Unfortunately, the Group B circuit formula never really took off, as most normal manufacturers couldn’t justify building a special edition road car to compete on a circuit. Like Ferrari, a few exotic manufacturers found it a highly attractive concept, leading them to create several high-end models which would serve as their brand flagships. These models included the Porsche 959 (which was also adapted for off-road Group B rallying in addition to the circuit), Lamborghini’s Countach LP5000 Quattrovalvole “Downdraft” and the Jaguar XJ200.
Despite the buy-in from exotic manufacturers, the Group B circuit concept still never got off the ground. While these manufacturers were creating models for circuit racing, the rally side of Group B continued to develop almost without restraint. Cars became insanely powerful for the unpredictable nature of rally racing, and the propensity of fans to crowd the track in order to get as close as possible to the speeding cars lead to the inevitable. In the 1986 Portuguese Rally, driver Joaquim Santos lost control of his Ford RS200, killing three spectators and injuring 31. Later that year in Corsica, Henri Toivonen and co-driver Sergio Cresto were tragically killed when they went off an unguarded cliff side in their Lancia Delta S4. The car caught fire quickly and by the time rescue crews made it to the location 30 minutes later, all that was left of the the vehicle was a blackened frame. With these accidents, Audi pulled out completely and the class was banned in FIA competition. The ban involved the circuit side of Group B as well, so the racing series the 288 GTO was built for never materialized.

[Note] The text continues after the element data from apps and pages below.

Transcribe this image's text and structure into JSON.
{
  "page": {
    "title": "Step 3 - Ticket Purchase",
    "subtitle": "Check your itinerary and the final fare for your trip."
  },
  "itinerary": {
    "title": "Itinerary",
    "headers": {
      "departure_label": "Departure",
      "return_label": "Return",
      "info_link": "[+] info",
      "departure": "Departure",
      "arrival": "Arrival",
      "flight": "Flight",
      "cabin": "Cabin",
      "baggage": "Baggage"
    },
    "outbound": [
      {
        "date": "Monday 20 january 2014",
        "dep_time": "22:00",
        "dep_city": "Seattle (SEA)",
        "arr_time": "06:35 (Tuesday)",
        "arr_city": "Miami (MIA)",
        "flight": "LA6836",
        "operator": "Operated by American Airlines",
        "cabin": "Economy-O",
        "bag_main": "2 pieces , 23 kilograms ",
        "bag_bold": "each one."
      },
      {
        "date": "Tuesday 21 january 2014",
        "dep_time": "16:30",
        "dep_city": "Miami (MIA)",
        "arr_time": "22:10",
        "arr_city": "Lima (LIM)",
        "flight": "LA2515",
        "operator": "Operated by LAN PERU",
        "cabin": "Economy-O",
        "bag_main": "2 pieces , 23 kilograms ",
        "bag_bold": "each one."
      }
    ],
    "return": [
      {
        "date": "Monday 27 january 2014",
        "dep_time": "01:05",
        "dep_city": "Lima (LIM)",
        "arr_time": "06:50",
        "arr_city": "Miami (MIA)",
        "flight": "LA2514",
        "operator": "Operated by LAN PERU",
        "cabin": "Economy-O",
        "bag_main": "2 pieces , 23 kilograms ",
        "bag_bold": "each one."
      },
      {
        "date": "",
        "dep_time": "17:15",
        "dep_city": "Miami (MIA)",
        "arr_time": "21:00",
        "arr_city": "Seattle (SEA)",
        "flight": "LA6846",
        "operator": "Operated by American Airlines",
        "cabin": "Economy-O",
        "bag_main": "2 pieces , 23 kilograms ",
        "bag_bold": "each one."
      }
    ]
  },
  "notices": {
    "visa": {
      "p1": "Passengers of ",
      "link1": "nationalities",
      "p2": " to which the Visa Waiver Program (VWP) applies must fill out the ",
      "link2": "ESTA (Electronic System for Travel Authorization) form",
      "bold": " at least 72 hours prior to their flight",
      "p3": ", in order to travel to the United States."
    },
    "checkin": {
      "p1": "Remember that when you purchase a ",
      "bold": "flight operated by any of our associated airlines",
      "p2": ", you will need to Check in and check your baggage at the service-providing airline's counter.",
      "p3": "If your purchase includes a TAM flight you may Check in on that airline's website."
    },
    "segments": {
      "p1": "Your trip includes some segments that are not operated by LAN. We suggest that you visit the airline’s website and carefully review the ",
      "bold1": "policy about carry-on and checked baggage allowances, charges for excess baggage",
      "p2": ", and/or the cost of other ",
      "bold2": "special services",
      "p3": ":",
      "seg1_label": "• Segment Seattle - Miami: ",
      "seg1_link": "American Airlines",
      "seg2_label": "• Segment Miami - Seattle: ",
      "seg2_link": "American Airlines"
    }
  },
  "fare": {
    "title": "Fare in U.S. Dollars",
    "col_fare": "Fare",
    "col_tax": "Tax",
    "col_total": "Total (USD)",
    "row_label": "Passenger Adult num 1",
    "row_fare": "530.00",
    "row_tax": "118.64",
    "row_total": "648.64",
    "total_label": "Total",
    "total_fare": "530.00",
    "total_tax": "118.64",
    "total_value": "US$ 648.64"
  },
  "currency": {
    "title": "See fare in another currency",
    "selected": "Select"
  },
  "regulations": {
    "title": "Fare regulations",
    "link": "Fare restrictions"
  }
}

While Group B circuit never materialized, the 288 GTO did leave an important legacy. A special edition of the car known as the 288 GTO Evoluzione meant to compete in the series was developed. That car heavily influenced the Ferrari F40, with its upgraded engine and updated aerodynamics, particularly the new wedge-shaped front end and large NACA ducts. The Ferrari F40 itself was envisioned as the purpose-built supercar successor to the 288 GTO for Group B circuit racing, but the series died before it was unveiled. The success of the F40 lead to the Formula One inspired F50, which all but guaranteed the continued inclusion of a special edition hypercar as a part of Ferrari’s legacy.
While the 288 GTO was never intended to leave the pavement, it’s fun to think of what could have been. Thankfully, a YouTube channel known as TaxtheRich100 has given us an idea of what that might have looked (and sounded) like in a gymkhana-style video. So here’s a video of a 288 GTO being driven at high speeds through an English farm for your viewing pleasure.
Wikipedia – Ferrari 288 GTO
Rally Group B Shrine – Group B Circuit Racing – Why It Never Came To Be
Rally Group B Shrine – The Rise and Fall of Group B